Tom (Jon Levenson) is the personification of FaceSpace. Visible only to the audience and main characters, he advises – or more accurately taunts, teases, and criticizes – Simon and Anne. He advises Simon to hook up with various girls whose relationship statuses suddenly change to ‘single’. He whines when Anne fails to log in to her account daily, or as often as he would like. Tom also advises Anne, who’s profile is bare, to lie and fabricate details of her life to attract Simon. In an Iago-like fashion, Tom successfully persuades Simon and Anne to make unwise decisions that inevitably lead to complications in their lives. Once this happens, Simon and Anne decide to ignore Tom’s guidance and delete their FaceSpace profiles, leaving Tom feeling lost without them.
The production requires minimal props and is simple in set design; a white screen covers the back wall of the stage on which the characters’ FaceSpace profiles are projected. The lighting design by Jana Mattioli assists in separating Simon’s storyline from Anne’s. Jon Levenson is chameleonic as Tom, presenting himself as a macho, sexist persona to Simon and then as a bubbly, carefree airhead to Anne.
Though FaceSpace is wonderfully comedic, quick-paced and contemporary, it also possesses a more serious undertone: the ever-changing and ever-growing power of technology in our lives. The breaking of the fourth wall by Tom at the beginning of the play essentially involves the audience in the story, and the story is not as far-fetched as one might think. As of yet, social networking websites do not rule our lives by providing horrible life and dating advice. For those who spend countless hours logged into their account however, is this scenario that far off? To what extent moreover, do such technological inventions go from enhancing our lives to ruling them? The bottom line with FaceSpace: don’t just sit at the computer posting things about your life, go live them!

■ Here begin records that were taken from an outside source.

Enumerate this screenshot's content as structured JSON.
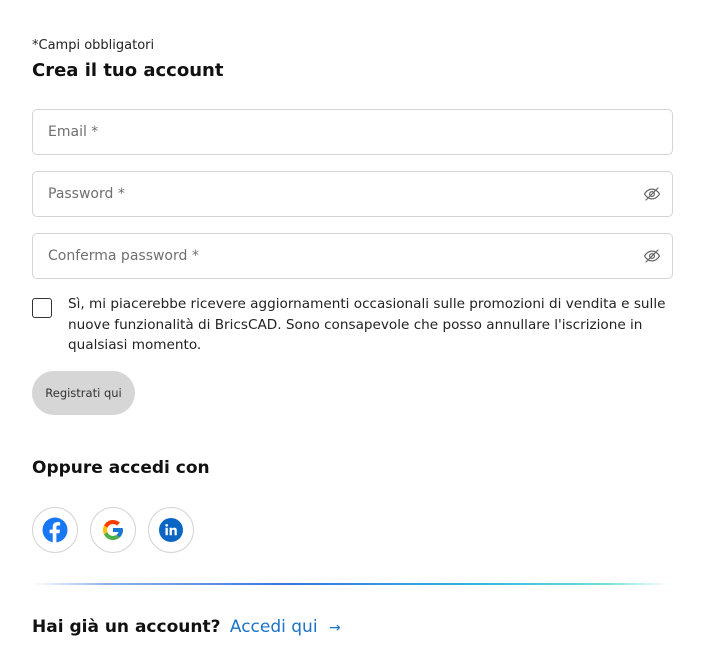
{
  "form": {
    "required_note": "*Campi obbligatori",
    "title": "Crea il tuo account",
    "email": {
      "value": "",
      "placeholder": "Email *"
    },
    "password": {
      "value": "",
      "placeholder": "Password *",
      "toggle_icon": "eye-slash-icon"
    },
    "confirm_password": {
      "value": "",
      "placeholder": "Conferma password *",
      "toggle_icon": "eye-slash-icon"
    },
    "consent": {
      "checked": false,
      "text": "Sì, mi piacerebbe ricevere aggiornamenti occasionali sulle promozioni di vendita e sulle nuove funzionalità di BricsCAD. Sono consapevole che posso annullare l'iscrizione in qualsiasi momento."
    },
    "register_label": "Registrati qui"
  },
  "social": {
    "title": "Oppure accedi con",
    "providers": [
      {
        "name": "facebook",
        "icon": "facebook-icon",
        "color": "#1877F2"
      },
      {
        "name": "google",
        "icon": "google-icon",
        "colors": [
          "#4285F4",
          "#EA4335",
          "#FBBC05",
          "#34A853"
        ]
      },
      {
        "name": "linkedin",
        "icon": "linkedin-icon",
        "color": "#0A66C2"
      }
    ]
  },
  "footer": {
    "question": "Hai già un account?",
    "link_label": "Accedi qui",
    "arrow": "→",
    "link_color": "#1a73c8"
  },
  "colors": {
    "border": "#d4d4d4",
    "button_bg": "#d6d6d6"
  }
}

FaceSpace (90 minutes, no intermission), part of Midtown International Theatre Festival
MainStage Theater (312 West 36th Street, 4th floor)
Tickets (http://ovationtix.com): $18
Performances: through August 1